As we continued to talk, there were two things he said that moved me deeply. He said that at times he got angry at God. He described one experience he had riding the bus to Baltimore. Rolling by outside the bus window he saw a lot of enormous houses right next to dilapidated housing projects. He told me, “I can’t understand how God would let that happen. I mean, there’s enough for everybody. Why isn’t it more evened out?” It seemed a simple question, one that could be explained away with economic theories, but its very simplicity pierced through me. And I didn’t have an answer.

 

The second thing he said that moved me came toward the end of our conversation. We had both finished our breakfast, and he pushed his plate away and said, “I’m just so tired. I wish I had a little room I could go to and lay my head down. Just a little space that was mine.” And it hit me: he had no escape, no place he could go and really, truly rest. When he went to a shelter, he was crowded in with other people and had to guard his stuff and his person. On the streets he was alone all the time and yet never alone.
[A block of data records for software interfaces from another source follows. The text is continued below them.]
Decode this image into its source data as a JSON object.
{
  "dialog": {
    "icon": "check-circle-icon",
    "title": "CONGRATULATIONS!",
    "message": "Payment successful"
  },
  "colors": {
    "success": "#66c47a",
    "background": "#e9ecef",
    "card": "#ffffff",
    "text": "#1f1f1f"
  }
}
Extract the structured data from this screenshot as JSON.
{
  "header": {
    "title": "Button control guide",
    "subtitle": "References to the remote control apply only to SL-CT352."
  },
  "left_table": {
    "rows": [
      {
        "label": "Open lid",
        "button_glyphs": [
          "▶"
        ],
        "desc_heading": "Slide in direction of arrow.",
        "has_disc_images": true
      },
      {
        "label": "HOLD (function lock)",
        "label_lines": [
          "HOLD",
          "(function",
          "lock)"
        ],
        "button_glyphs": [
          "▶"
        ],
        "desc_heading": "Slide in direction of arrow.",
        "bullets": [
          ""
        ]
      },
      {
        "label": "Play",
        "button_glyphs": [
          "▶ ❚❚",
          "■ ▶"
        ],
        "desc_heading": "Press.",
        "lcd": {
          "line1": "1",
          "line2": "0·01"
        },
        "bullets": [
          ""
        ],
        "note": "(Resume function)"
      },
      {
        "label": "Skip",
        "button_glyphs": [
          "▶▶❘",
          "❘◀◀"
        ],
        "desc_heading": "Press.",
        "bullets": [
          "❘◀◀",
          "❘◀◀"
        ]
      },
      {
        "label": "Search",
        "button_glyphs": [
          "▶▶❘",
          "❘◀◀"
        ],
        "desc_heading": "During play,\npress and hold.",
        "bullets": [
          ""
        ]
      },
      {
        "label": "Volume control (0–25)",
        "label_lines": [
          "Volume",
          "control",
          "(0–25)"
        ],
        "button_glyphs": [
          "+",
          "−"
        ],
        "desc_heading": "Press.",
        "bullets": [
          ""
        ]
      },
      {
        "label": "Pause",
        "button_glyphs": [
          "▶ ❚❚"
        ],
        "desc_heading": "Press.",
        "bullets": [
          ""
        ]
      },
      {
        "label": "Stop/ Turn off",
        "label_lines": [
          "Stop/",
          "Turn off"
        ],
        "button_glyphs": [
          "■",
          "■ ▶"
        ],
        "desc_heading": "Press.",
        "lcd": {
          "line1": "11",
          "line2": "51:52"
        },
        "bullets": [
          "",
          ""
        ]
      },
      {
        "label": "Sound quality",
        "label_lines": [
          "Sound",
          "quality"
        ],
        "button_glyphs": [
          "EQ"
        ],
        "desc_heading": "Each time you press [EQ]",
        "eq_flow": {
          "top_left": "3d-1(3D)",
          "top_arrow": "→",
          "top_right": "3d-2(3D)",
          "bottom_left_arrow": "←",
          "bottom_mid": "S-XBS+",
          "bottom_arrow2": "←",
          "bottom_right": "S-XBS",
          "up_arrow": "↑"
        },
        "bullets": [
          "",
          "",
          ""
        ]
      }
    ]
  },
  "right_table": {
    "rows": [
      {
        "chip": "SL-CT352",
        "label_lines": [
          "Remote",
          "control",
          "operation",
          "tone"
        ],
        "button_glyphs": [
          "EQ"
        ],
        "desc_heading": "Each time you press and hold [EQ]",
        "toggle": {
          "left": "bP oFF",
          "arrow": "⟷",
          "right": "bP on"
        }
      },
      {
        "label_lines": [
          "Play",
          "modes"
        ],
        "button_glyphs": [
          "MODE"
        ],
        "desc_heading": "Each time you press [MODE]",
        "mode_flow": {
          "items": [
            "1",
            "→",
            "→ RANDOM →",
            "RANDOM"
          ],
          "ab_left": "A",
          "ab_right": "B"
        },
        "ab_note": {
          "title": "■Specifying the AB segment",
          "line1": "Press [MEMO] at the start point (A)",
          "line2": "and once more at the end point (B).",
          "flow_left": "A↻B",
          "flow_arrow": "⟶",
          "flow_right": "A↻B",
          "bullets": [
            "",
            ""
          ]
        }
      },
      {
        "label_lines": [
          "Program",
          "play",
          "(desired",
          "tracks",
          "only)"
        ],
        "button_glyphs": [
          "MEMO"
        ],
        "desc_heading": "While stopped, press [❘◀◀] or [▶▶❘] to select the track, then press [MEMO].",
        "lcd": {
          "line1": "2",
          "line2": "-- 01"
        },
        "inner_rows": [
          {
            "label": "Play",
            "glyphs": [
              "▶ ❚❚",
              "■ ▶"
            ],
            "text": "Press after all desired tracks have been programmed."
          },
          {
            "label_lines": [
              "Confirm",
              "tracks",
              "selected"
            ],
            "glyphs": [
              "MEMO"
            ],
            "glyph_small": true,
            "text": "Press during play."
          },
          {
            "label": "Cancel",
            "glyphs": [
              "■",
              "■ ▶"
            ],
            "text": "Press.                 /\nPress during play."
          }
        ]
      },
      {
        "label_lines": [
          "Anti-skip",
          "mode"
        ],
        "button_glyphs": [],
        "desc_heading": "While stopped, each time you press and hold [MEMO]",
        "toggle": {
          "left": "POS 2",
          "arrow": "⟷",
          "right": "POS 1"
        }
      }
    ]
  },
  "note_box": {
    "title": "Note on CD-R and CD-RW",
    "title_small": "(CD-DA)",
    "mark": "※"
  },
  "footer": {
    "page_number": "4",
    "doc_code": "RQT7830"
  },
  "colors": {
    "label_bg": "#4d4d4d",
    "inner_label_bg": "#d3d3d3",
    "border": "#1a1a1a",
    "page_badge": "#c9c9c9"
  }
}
That morning at Our Daily Bread gave me an opportunity to be “in relationship with God’s hurting world.” It was a brief conversation, only an hour or so. But in that one encounter I met the living Christ. I saw with my own eyes the struggle and pain of another. I brushed up against another’s suffering. And I gained new insight into my own pain and privilege. John Wesley said that the poor are a “means of grace.” Our relationship with others helps us to see God and to see ourselves. Brian was certainly a means of grace for me, and I thank God for the chance to grow in love through this new neighbor.